• [Task to carry out]: Each record below needs to be reproduced precisely, though not its pictures.

[Opening Exercise inputs section]

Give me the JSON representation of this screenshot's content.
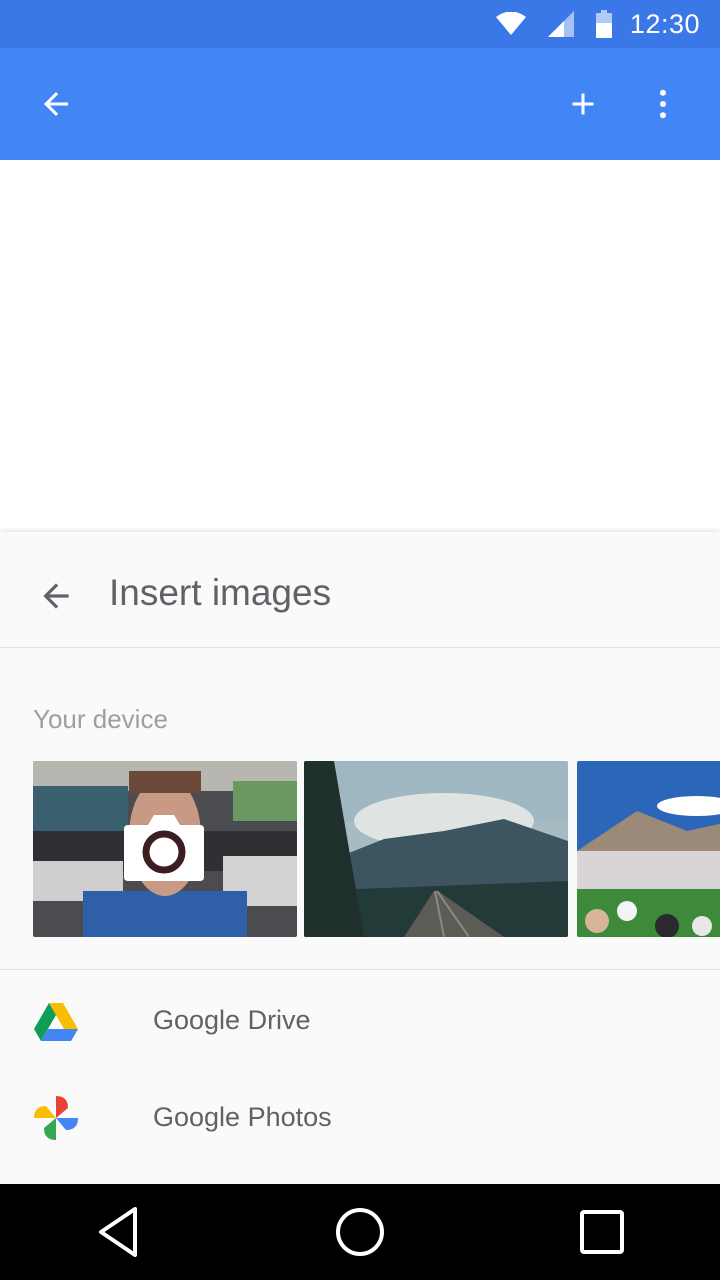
{
  "status_bar": {
    "time": "12:30",
    "icons": [
      "wifi-icon",
      "cell-signal-icon",
      "battery-icon"
    ]
  },
  "app_bar": {
    "color": "#4285f4",
    "status_color": "#3b78e7",
    "icons": [
      "back-arrow-icon",
      "plus-icon",
      "more-vert-icon"
    ]
  },
  "sheet": {
    "title": "Insert images",
    "section_label": "Your device",
    "thumbnails": [
      {
        "name": "camera-photo-office",
        "icon": "camera-icon"
      },
      {
        "name": "photo-railway-mountains"
      },
      {
        "name": "photo-stadium-crowd"
      }
    ],
    "sources": [
      {
        "label": "Google Drive",
        "icon": "google-drive-icon"
      },
      {
        "label": "Google Photos",
        "icon": "google-photos-icon"
      }
    ]
  },
  "nav_bar": {
    "icons": [
      "nav-back-icon",
      "nav-home-icon",
      "nav-recents-icon"
    ]
  }
}
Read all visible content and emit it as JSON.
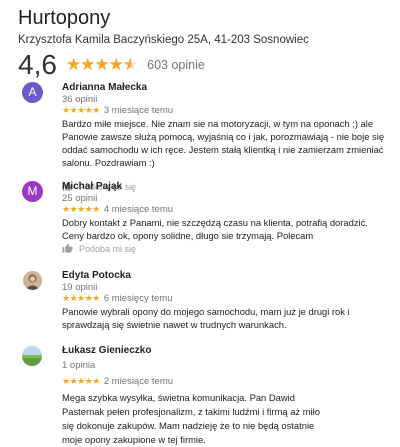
{
  "business": {
    "name": "Hurtopony",
    "address": "Krzysztofa Kamila Baczyńskiego 25A, 41-203 Sosnowiec",
    "rating": "4,6",
    "rating_value": 4.6,
    "review_count": "603 opinie"
  },
  "colors": {
    "star": "#f5a623",
    "avatar_a": "#6f58c9",
    "avatar_m": "#9c39c4"
  },
  "like_label": "Podoba mi się",
  "reviews": [
    {
      "name": "Adrianna Małecka",
      "count": "36 opinii",
      "avatar_letter": "A",
      "stars": "★★★★★",
      "time": "3 miesiące temu",
      "text": "Bardzo miłe miejsce. Nie znam sie na motoryzacji, w tym na oponach ;) ale Panowie zawsze służą pomocą, wyjaśnią co i jak, porozmawiają - nie boje się oddać samochodu w ich ręce. Jestem stałą klientką i nie zamierzam zmieniać salonu. Pozdrawiam :)"
    },
    {
      "name": "Michał Pająk",
      "count": "25 opinii",
      "avatar_letter": "M",
      "stars": "★★★★★",
      "time": "4 miesiące temu",
      "text": "Dobry kontakt z Panami, nie szczędzą czasu na klienta, potrafią doradzić. Ceny bardzo ok, opony solidne, długo sie trzymają. Polecam"
    },
    {
      "name": "Edyta Potocka",
      "count": "19 opinii",
      "stars": "★★★★★",
      "time": "6 miesięcy temu",
      "text": "Panowie wybrali opony do mojego samochodu, mam już je drugi rok i sprawdzają się świetnie nawet w trudnych warunkach."
    },
    {
      "name": "Łukasz Gieniec​zko",
      "count": "1 opinia",
      "stars": "★★★★★",
      "time": "2 miesiące temu",
      "text": "Mega szybka wysyłka, świetna komunikacja. Pan Dawid Pasternak pełen profesjonalizm, z takimi ludźmi i firmą aż miło się dokonuje zakupów. Mam nadzieję że to nie będą ostatnie moje opony zakupione w tej firmie."
    }
  ]
}
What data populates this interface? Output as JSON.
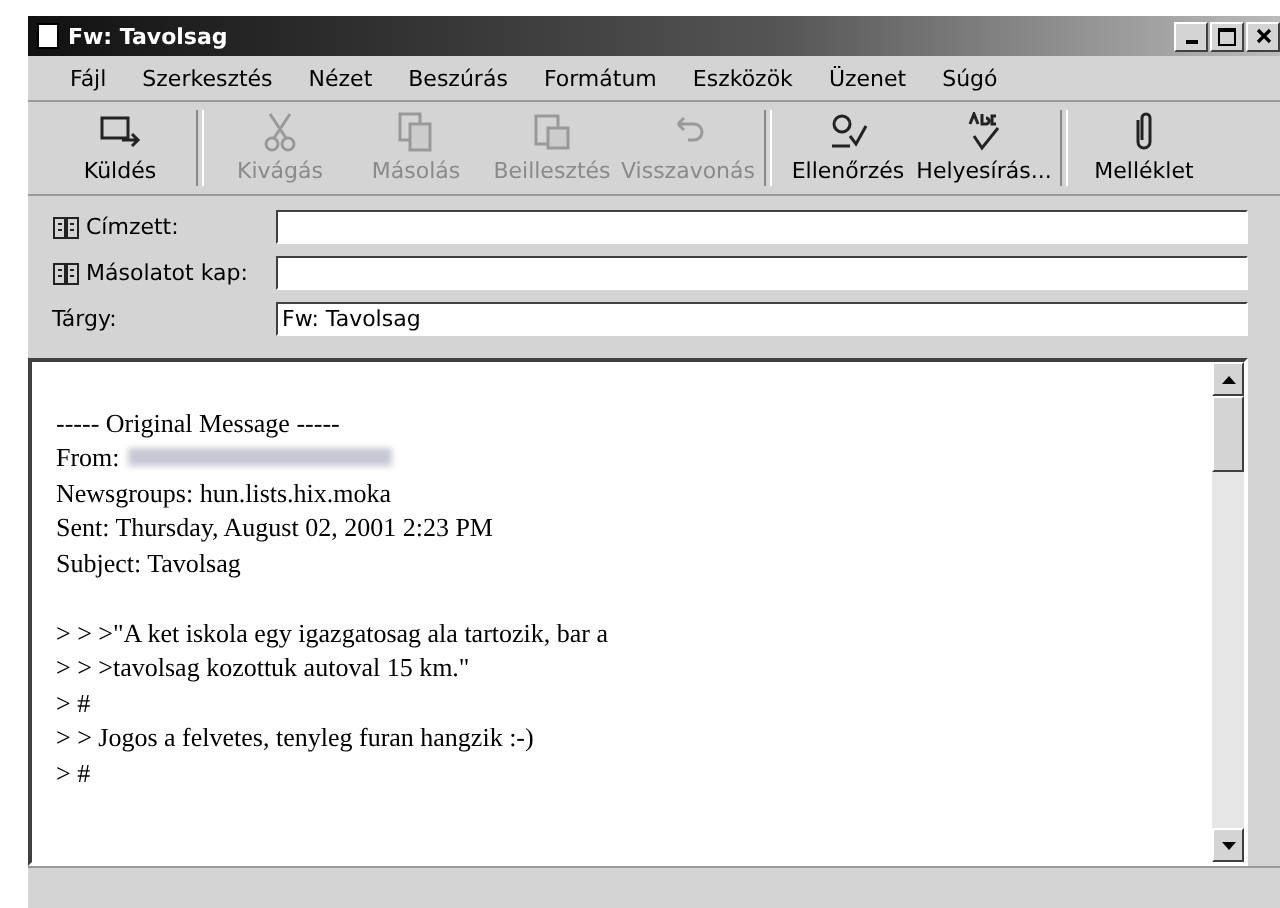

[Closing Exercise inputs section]

• [Exercise response]:
Give me the JSON representation of this screenshot's content.
{
  "status_bar": {
    "time": "12:30",
    "icons": [
      "wifi-icon",
      "cell-signal-icon",
      "battery-icon"
    ]
  },
  "app_bar": {
    "color": "#4285f4",
    "status_color": "#3b78e7",
    "icons": [
      "back-arrow-icon",
      "plus-icon",
      "more-vert-icon"
    ]
  },
  "sheet": {
    "title": "Insert images",
    "section_label": "Your device",
    "thumbnails": [
      {
        "name": "camera-photo-office",
        "icon": "camera-icon"
      },
      {
        "name": "photo-railway-mountains"
      },
      {
        "name": "photo-stadium-crowd"
      }
    ],
    "sources": [
      {
        "label": "Google Drive",
        "icon": "google-drive-icon"
      },
      {
        "label": "Google Photos",
        "icon": "google-photos-icon"
      }
    ]
  },
  "nav_bar": {
    "icons": [
      "nav-back-icon",
      "nav-home-icon",
      "nav-recents-icon"
    ]
  }
}
Read all visible content and emit it as JSON.
{
  "business": {
    "name": "Hurtopony",
    "address": "Krzysztofa Kamila Baczyńskiego 25A, 41-203 Sosnowiec",
    "rating": "4,6",
    "rating_value": 4.6,
    "review_count": "603 opinie"
  },
  "colors": {
    "star": "#f5a623",
    "avatar_a": "#6f58c9",
    "avatar_m": "#9c39c4"
  },
  "like_label": "Podoba mi się",
  "reviews": [
    {
      "name": "Adrianna Małecka",
      "count": "36 opinii",
      "avatar_letter": "A",
      "stars": "★★★★★",
      "time": "3 miesiące temu",
      "text": "Bardzo miłe miejsce. Nie znam sie na motoryzacji, w tym na oponach ;) ale Panowie zawsze służą pomocą, wyjaśnią co i jak, porozmawiają - nie boje się oddać samochodu w ich ręce. Jestem stałą klientką i nie zamierzam zmieniać salonu. Pozdrawiam :)"
    },
    {
      "name": "Michał Pająk",
      "count": "25 opinii",
      "avatar_letter": "M",
      "stars": "★★★★★",
      "time": "4 miesiące temu",
      "text": "Dobry kontakt z Panami, nie szczędzą czasu na klienta, potrafią doradzić. Ceny bardzo ok, opony solidne, długo sie trzymają. Polecam"
    },
    {
      "name": "Edyta Potocka",
      "count": "19 opinii",
      "stars": "★★★★★",
      "time": "6 miesięcy temu",
      "text": "Panowie wybrali opony do mojego samochodu, mam już je drugi rok i sprawdzają się świetnie nawet w trudnych warunkach."
    },
    {
      "name": "Łukasz Gieniec​zko",
      "count": "1 opinia",
      "stars": "★★★★★",
      "time": "2 miesiące temu",
      "text": "Mega szybka wysyłka, świetna komunikacja. Pan Dawid Pasternak pełen profesjonalizm, z takimi ludźmi i firmą aż miło się dokonuje zakupów. Mam nadzieję że to nie będą ostatnie moje opony zakupione w tej firmie."
    }
  ]
}
What data populates this interface? Output as JSON.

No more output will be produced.